- TASK GOAL -
Go over the material below and report every line that contains the word "true".
DATA SHOWN below:
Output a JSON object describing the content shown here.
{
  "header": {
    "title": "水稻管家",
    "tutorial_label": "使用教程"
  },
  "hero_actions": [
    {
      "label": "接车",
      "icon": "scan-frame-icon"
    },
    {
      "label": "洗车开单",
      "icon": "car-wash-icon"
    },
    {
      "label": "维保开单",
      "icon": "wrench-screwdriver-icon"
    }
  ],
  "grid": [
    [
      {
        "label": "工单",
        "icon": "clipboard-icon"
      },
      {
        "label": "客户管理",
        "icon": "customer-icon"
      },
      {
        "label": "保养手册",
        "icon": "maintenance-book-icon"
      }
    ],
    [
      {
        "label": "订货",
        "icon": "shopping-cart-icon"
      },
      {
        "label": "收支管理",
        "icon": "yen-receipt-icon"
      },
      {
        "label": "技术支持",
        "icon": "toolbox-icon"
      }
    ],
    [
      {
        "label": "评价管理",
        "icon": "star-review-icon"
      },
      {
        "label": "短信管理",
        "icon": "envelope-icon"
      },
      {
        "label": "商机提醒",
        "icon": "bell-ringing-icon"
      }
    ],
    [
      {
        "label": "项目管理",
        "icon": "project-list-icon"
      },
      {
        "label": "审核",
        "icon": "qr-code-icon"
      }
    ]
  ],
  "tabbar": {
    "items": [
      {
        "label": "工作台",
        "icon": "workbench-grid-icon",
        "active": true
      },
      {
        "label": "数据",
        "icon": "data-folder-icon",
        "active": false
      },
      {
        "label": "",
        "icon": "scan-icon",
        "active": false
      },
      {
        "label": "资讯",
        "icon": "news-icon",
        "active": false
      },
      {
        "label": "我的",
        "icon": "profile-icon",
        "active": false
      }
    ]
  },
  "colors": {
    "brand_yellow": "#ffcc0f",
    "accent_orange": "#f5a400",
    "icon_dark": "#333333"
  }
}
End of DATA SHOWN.
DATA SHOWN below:
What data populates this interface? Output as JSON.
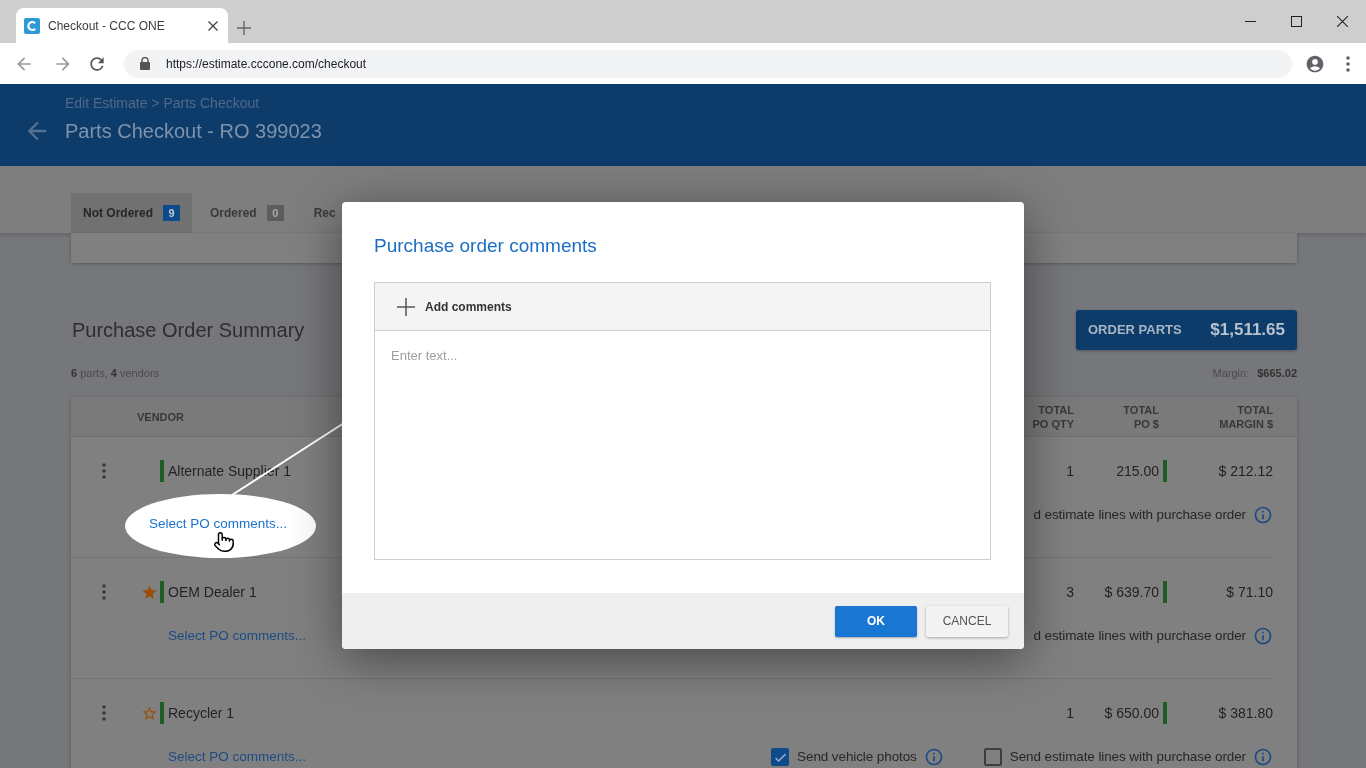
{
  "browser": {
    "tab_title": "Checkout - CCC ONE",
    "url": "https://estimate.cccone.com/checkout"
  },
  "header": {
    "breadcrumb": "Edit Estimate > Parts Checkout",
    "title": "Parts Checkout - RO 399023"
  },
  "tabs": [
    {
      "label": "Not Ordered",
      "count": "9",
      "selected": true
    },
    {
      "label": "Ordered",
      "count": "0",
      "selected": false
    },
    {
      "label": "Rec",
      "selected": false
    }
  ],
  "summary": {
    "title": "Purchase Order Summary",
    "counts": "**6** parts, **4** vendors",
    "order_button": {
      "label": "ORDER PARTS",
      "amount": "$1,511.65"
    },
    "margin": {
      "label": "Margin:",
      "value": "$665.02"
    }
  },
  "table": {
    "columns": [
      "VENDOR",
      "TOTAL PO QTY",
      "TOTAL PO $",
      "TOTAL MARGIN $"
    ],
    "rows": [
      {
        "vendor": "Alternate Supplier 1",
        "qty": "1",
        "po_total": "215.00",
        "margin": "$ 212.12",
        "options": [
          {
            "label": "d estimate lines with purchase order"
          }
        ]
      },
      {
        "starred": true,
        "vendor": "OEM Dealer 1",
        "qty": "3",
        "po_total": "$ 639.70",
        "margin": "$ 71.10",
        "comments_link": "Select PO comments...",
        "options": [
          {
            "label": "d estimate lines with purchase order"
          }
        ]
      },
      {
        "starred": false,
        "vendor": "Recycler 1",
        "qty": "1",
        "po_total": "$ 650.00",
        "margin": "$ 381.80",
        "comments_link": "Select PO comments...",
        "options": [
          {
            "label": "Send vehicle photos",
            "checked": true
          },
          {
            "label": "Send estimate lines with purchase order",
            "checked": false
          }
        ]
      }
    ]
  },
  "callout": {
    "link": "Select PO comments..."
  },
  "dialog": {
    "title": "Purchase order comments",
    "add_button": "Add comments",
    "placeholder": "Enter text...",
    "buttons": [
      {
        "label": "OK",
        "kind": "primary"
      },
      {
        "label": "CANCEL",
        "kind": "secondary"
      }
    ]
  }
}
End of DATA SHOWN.
- TASK ANSWER -
        "active": true
      "selected": true
        "starred": true,
            "checked": true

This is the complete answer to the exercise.